How Historically Accurate Is The Movie Apollo 13?

Hollywood loves depicting actual historical events. Audiences love seeing those events being shown on the screen. But the people who make these films also make changes to ratchet up the drama so that they can keep movie-watchers captivated throughout the film.

That might mean making people up out of whole cloth, like in "Titanic," with Jack and Rose both being two fictional people that rode on the very real doomed cruise ship that resides at the bottom of the ocean, according to The Travel. The romantic duo were inserted to give an idea of what it was like to be on the ship that met its unfortunate end. Let's not forget about "Pocahontas," "Amistad," and "JFK," which also deviated from reality, per Reader's Digest.

"Apollo 13" features one of the most dramatic and recognizable quotes in movies history. The question is — is it accurate? Also, does the movie portray the events faithfully? The answer is: Mostly.

Jim Lovell's famous quote is mostly true

People remember seeing the iconic movie poster with a single phrase at the top: "Houston ... we have a problem." This was a key phrase that was supposedly uttered by the crew leader, astronaut James "Jim" Lovell, at a critical juncture in the film. Tom Hanks played Lovell, and he said the line to convey the dire nature of the astronauts' situation.
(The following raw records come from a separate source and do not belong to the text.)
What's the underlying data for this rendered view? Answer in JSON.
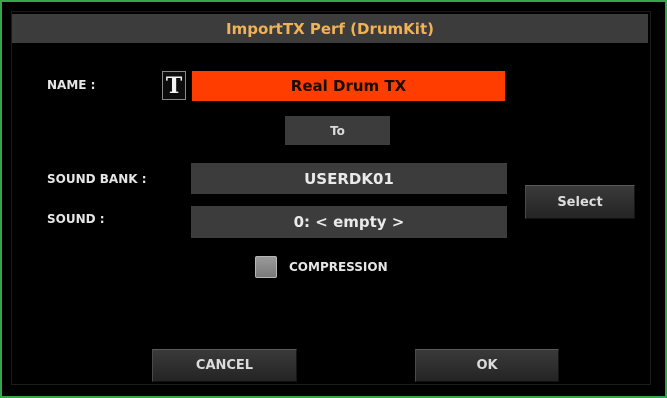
{
  "dialog": {
    "title": "ImportTX Perf (DrumKit)"
  },
  "name": {
    "label": "NAME :",
    "value": "Real Drum TX",
    "text_icon": "T"
  },
  "to_button": "To",
  "sound_bank": {
    "label": "SOUND BANK :",
    "value": "USERDK01"
  },
  "sound": {
    "label": "SOUND :",
    "value": "0: < empty >"
  },
  "select_button": "Select",
  "compression": {
    "label": "COMPRESSION",
    "checked": false
  },
  "footer": {
    "cancel_label": "CANCEL",
    "ok_label": "OK"
  },
  "colors": {
    "title_text": "#f0b254",
    "name_field": "#ff3d00",
    "field_bg": "#3c3c3c",
    "frame_border": "#37a64a"
  }
}
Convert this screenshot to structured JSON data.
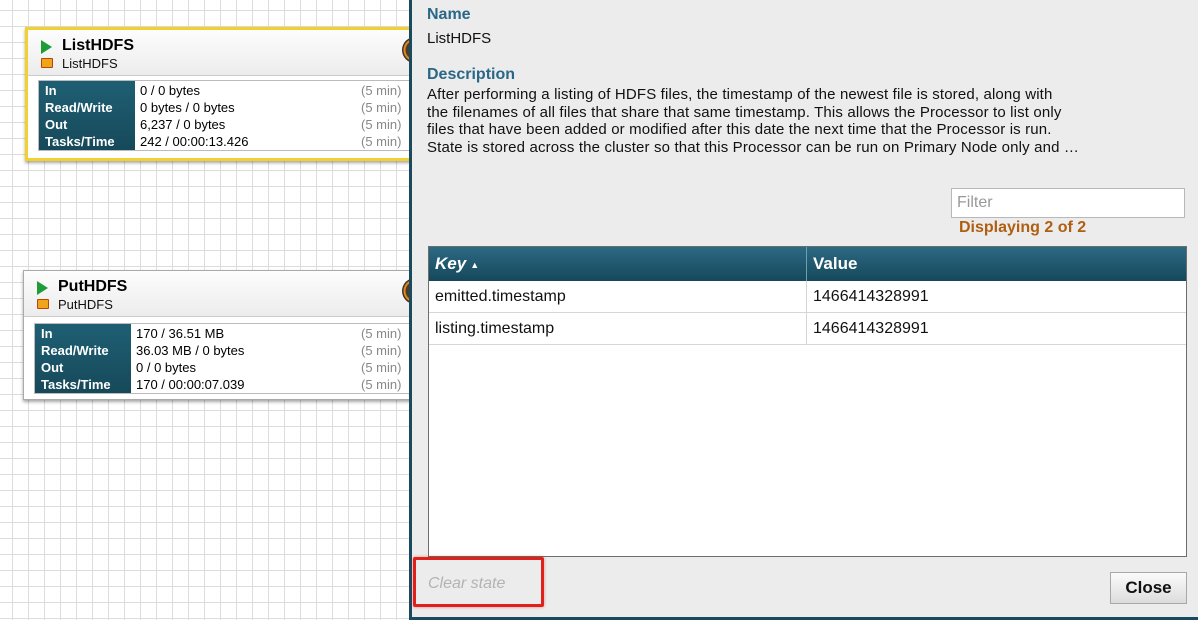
{
  "processors": [
    {
      "name": "ListHDFS",
      "type": "ListHDFS",
      "stats": [
        {
          "label": "In",
          "value": "0 / 0 bytes",
          "window": "(5 min)"
        },
        {
          "label": "Read/Write",
          "value": "0 bytes / 0 bytes",
          "window": "(5 min)"
        },
        {
          "label": "Out",
          "value": "6,237 / 0 bytes",
          "window": "(5 min)"
        },
        {
          "label": "Tasks/Time",
          "value": "242 / 00:00:13.426",
          "window": "(5 min)"
        }
      ]
    },
    {
      "name": "PutHDFS",
      "type": "PutHDFS",
      "stats": [
        {
          "label": "In",
          "value": "170 / 36.51 MB",
          "window": "(5 min)"
        },
        {
          "label": "Read/Write",
          "value": "36.03 MB / 0 bytes",
          "window": "(5 min)"
        },
        {
          "label": "Out",
          "value": "0 / 0 bytes",
          "window": "(5 min)"
        },
        {
          "label": "Tasks/Time",
          "value": "170 / 00:00:07.039",
          "window": "(5 min)"
        }
      ]
    }
  ],
  "dialog": {
    "name_label": "Name",
    "name_value": "ListHDFS",
    "description_label": "Description",
    "description_lines": [
      "After performing a listing of HDFS files, the timestamp of the newest file is stored, along with",
      "the filenames of all files that share that same timestamp. This allows the Processor to list only",
      "files that have been added or modified after this date the next time that the Processor is run.",
      "State is stored across the cluster so that this Processor can be run on Primary Node only and …"
    ],
    "filter_placeholder": "Filter",
    "display_count": "Displaying 2 of 2",
    "table": {
      "key_header": "Key",
      "value_header": "Value",
      "rows": [
        {
          "key": "emitted.timestamp",
          "value": "1466414328991"
        },
        {
          "key": "listing.timestamp",
          "value": "1466414328991"
        }
      ]
    },
    "clear_state_label": "Clear state",
    "close_label": "Close"
  },
  "colors": {
    "accent": "#2a6787",
    "header_bar": "#16485b",
    "count_text": "#b05e10",
    "selection": "#f2d12e",
    "highlight": "#e0201a"
  }
}
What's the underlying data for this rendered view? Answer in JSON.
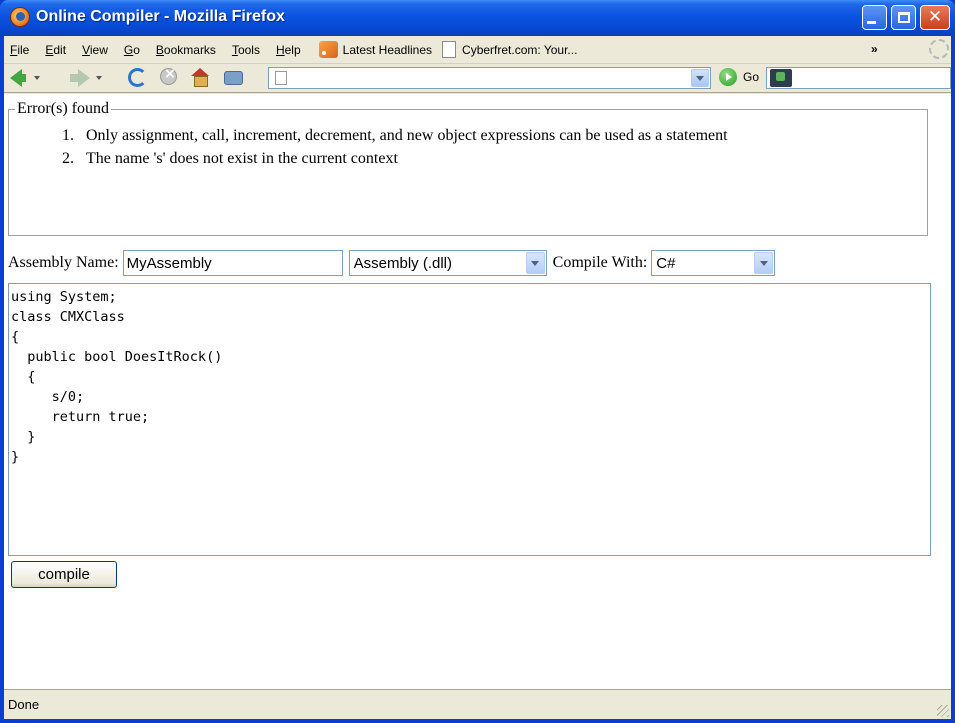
{
  "window": {
    "title": "Online Compiler - Mozilla Firefox"
  },
  "menubar": {
    "items": [
      {
        "label": "File",
        "mnemonic": "F"
      },
      {
        "label": "Edit",
        "mnemonic": "E"
      },
      {
        "label": "View",
        "mnemonic": "V"
      },
      {
        "label": "Go",
        "mnemonic": "G"
      },
      {
        "label": "Bookmarks",
        "mnemonic": "B"
      },
      {
        "label": "Tools",
        "mnemonic": "T"
      },
      {
        "label": "Help",
        "mnemonic": "H"
      }
    ],
    "bookmarks": [
      {
        "label": "Latest Headlines",
        "icon": "rss-feed-icon"
      },
      {
        "label": "Cyberfret.com: Your...",
        "icon": "page-icon"
      }
    ],
    "overflow_label": "»"
  },
  "navbar": {
    "url_value": "",
    "go_label": "Go",
    "search_value": ""
  },
  "errors": {
    "legend": "Error(s) found",
    "items": [
      {
        "num": "1.",
        "text": "Only assignment, call, increment, decrement, and new object expressions can be used as a statement"
      },
      {
        "num": "2.",
        "text": "The name 's' does not exist in the current context"
      }
    ]
  },
  "options": {
    "assembly_name_label": "Assembly Name:",
    "assembly_name_value": "MyAssembly",
    "assembly_type_value": "Assembly (.dll)",
    "compile_with_label": "Compile With:",
    "compile_with_value": "C#"
  },
  "code": "using System;\nclass CMXClass\n{\n  public bool DoesItRock()\n  {\n     s/0;\n     return true;\n  }\n}",
  "compile_button_label": "compile",
  "status": {
    "text": "Done"
  }
}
While Lovell did say something like that, records show that it was more of a free-flowing conversation between the astronauts and ground control. Director Ron Howard just wanted to up the intensity to grab the audience's attention, per Medium

There were other dramatic elements added too, like tension between the astronauts that did not actually happen. The last thing you want in space, with a lot of delicate instruments around you, is to get into a fight. That would be an easy way to give yourself an infinite trip through the stars. Also, the commander on Earth did not lose his temper in real life as depicted in the movie. 

Besides aiming to not have their space module turn into their floating coffin, the astronauts had to worry about staying alive during re-entry. If they approached at the wrong angle, it would be all over for them. Fortunately, things worked out perfectly, and they returned to Earth safely. The movie is seen as largely depicting all of this correctly — so you can watch it and know that you are seeing most of the truth.